Polycytemia Vera (PV), Essential Thrombocytemia (ET) and Primary Myelofibrosis (PMF) are defined as the major Philadelphia-negative myeloproliferative disorders (MPD). The JAK2-V617F gene mutation is a common feature of MPD but it is present in a variable proportion in patients: 95% of PV, 23 to 57% of ET and 30 to 57% of PMF patients. At the present, the most important role of JAK2-V617F mutation testing, over all during the initial evaluation of MPD patients, is that it can definitively confirm the diagnosis. In fact, its specificity permits to discriminate the considerable clinical overlap between reactive cellular proliferations and clonal myeloproliferative disorders. Moreover, because V617F is an acquired mutation that can be present in a small proportion of granulocytic populations, especially for ET, a highly sensitive detection method is essential. In fact, phenotypic effects ascribed to the presence of the JAK2-V617F mutation have been reported over all in studies with ET patients. Different sensitivity of various assays methods partially accounts for the wide range of mutation frequencies reported in literature for ET and PMF. Thus, to try to increase the sensitivity of JAK2 mutational status detection, we developed a Real-Time PCR technique that enhances allele discrimination between mutant and wild-type sequence. A Locked Nucleic Acid (LNA) clamping oligomer was added to the PCR reaction solution. In this macromolecules, the ribose moiety is modified with an extra bridge connecting the 2′ and 4′ carbons. The bridge “locks” the ribose in the 3′-end structural conformation. It binds preferentially the JAK2 wild type sequence preventing from polymerase elongation. The melting curve was used to analyse amplification products, avoiding post-PCR processing and supplying the diagnostic information immediately at the end of the amplification. 236 genomic DNA samples from healthy donors, ET and PMF patients were tested for JAK2-V617F mutation detection with a conventional allelespecific PCR (ASO-PCR, sensitivity: 1–3%). All samples were re-evaluated with a seminested PCR protocol and Real-Time PCR based method in order to improve the sensitivity. The cell line HEL DNA dilutions were used to assess the semi-nested PCR and the Real-Time PCR assay sensitivity level (0,1%). The frequency of JAK2-V617F point mutation increased from 52 to 72% in 168 ET samples. All results obtained with the new technique were confirmed by the semi-nested PCR protocol. In 58 PMF samples tested, 50% of patients were positive for the mutation in ASO-PCR while 55% resulted positive with the semi-nested protocol confirmed by the Real-Time PCR test. The high sensitivity in the JAK2-V617F mutation detection obtained with the semi-nested and the Real-Time PCR revealed that 20% of patients affected by ET and considered JAK2-V617F negative with a conventional ASO-PCR, were effectively positive. The comparison between three different analytical methods revealed that in ET but not in PMF patients, the mutation can be present only in a small proportion of granulocytic populations. Thus, since the prognostic relevance of V617F allele in ET, unlike in PMF, seems to be relevant, our high sensitive detection protocol can be effective for a correct molecular characterization and a diagnostic classification. The finding that a large proportion of ET patients bears a very small amount of JAK2-V617F mutated hematopoiesis further emphasizes the problem of the role of this small clone and warrants longitudinal analysis to understand whether this proportion remains stable or expands over time.
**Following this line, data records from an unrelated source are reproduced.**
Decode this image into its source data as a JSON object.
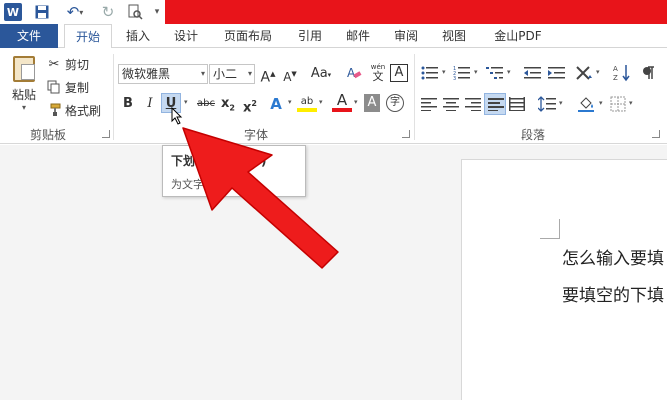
{
  "qat": {
    "app_icon": "word-icon",
    "app_letter": "W",
    "save_icon": "save-icon",
    "undo_glyph": "↶",
    "redo_glyph": "↻",
    "dropdown_glyph": "▾",
    "accent": "#e8141a"
  },
  "tabs": {
    "file": "文件",
    "home": "开始",
    "insert": "插入",
    "design": "设计",
    "layout": "页面布局",
    "references": "引用",
    "mailings": "邮件",
    "review": "审阅",
    "view": "视图",
    "wps_pdf": "金山PDF"
  },
  "clipboard": {
    "paste": "粘贴",
    "cut": "剪切",
    "copy": "复制",
    "format_painter": "格式刷",
    "group_label": "剪贴板"
  },
  "font": {
    "name_value": "微软雅黑",
    "size_value": "小二",
    "grow": "A",
    "shrink": "A",
    "change_case": "Aa",
    "pinyin_top": "wén",
    "pinyin_char": "文",
    "border_char": "A",
    "bold": "B",
    "italic": "I",
    "underline": "U",
    "strikethrough": "abc",
    "subscript": "x",
    "subscript_mark": "2",
    "superscript": "x",
    "superscript_mark": "2",
    "text_effects": "A",
    "highlight": "ab",
    "font_color": "A",
    "shading_char": "A",
    "enclose_char": "字",
    "group_label": "字体"
  },
  "paragraph": {
    "group_label": "段落"
  },
  "tooltip": {
    "title": "下划线 (Ctrl+U)",
    "description": "为文字添加下划线。"
  },
  "document": {
    "line1": "怎么输入要填",
    "line2": "要填空的下填"
  }
}
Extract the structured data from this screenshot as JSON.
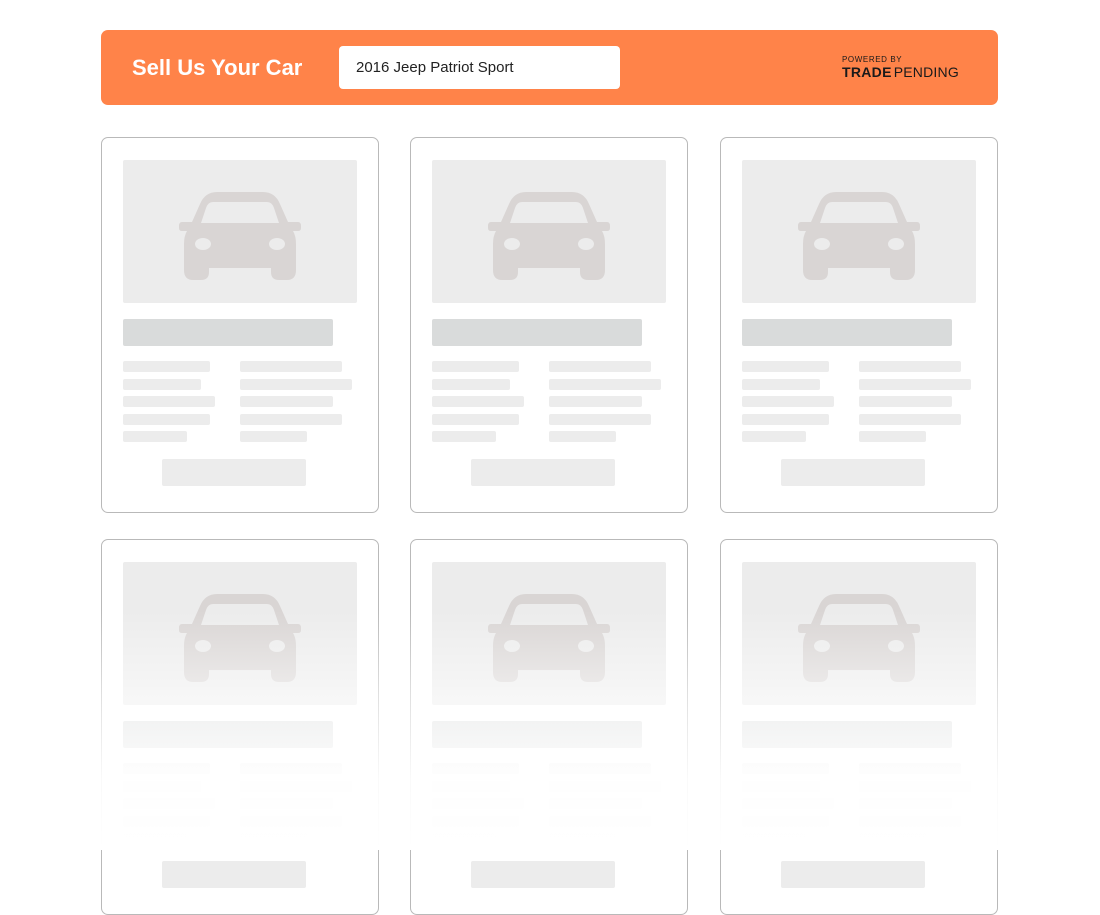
{
  "header": {
    "title": "Sell Us Your Car",
    "vehicle_input_value": "2016 Jeep Patriot Sport",
    "powered_by_label": "POWERED BY",
    "brand_bold": "TRADE",
    "brand_light": "PENDING",
    "background_color": "#ff8349"
  },
  "cards": [
    {
      "state": "loading-placeholder",
      "icon": "car-icon"
    },
    {
      "state": "loading-placeholder",
      "icon": "car-icon"
    },
    {
      "state": "loading-placeholder",
      "icon": "car-icon"
    },
    {
      "state": "loading-placeholder",
      "icon": "car-icon"
    },
    {
      "state": "loading-placeholder",
      "icon": "car-icon"
    },
    {
      "state": "loading-placeholder",
      "icon": "car-icon"
    }
  ],
  "colors": {
    "placeholder_light": "#ececec",
    "placeholder_title": "#d9dbdb",
    "car_silhouette": "#d9d5d4",
    "card_border": "#b9b9b9"
  }
}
Disclosures: No relevant conflicts of interest to declare.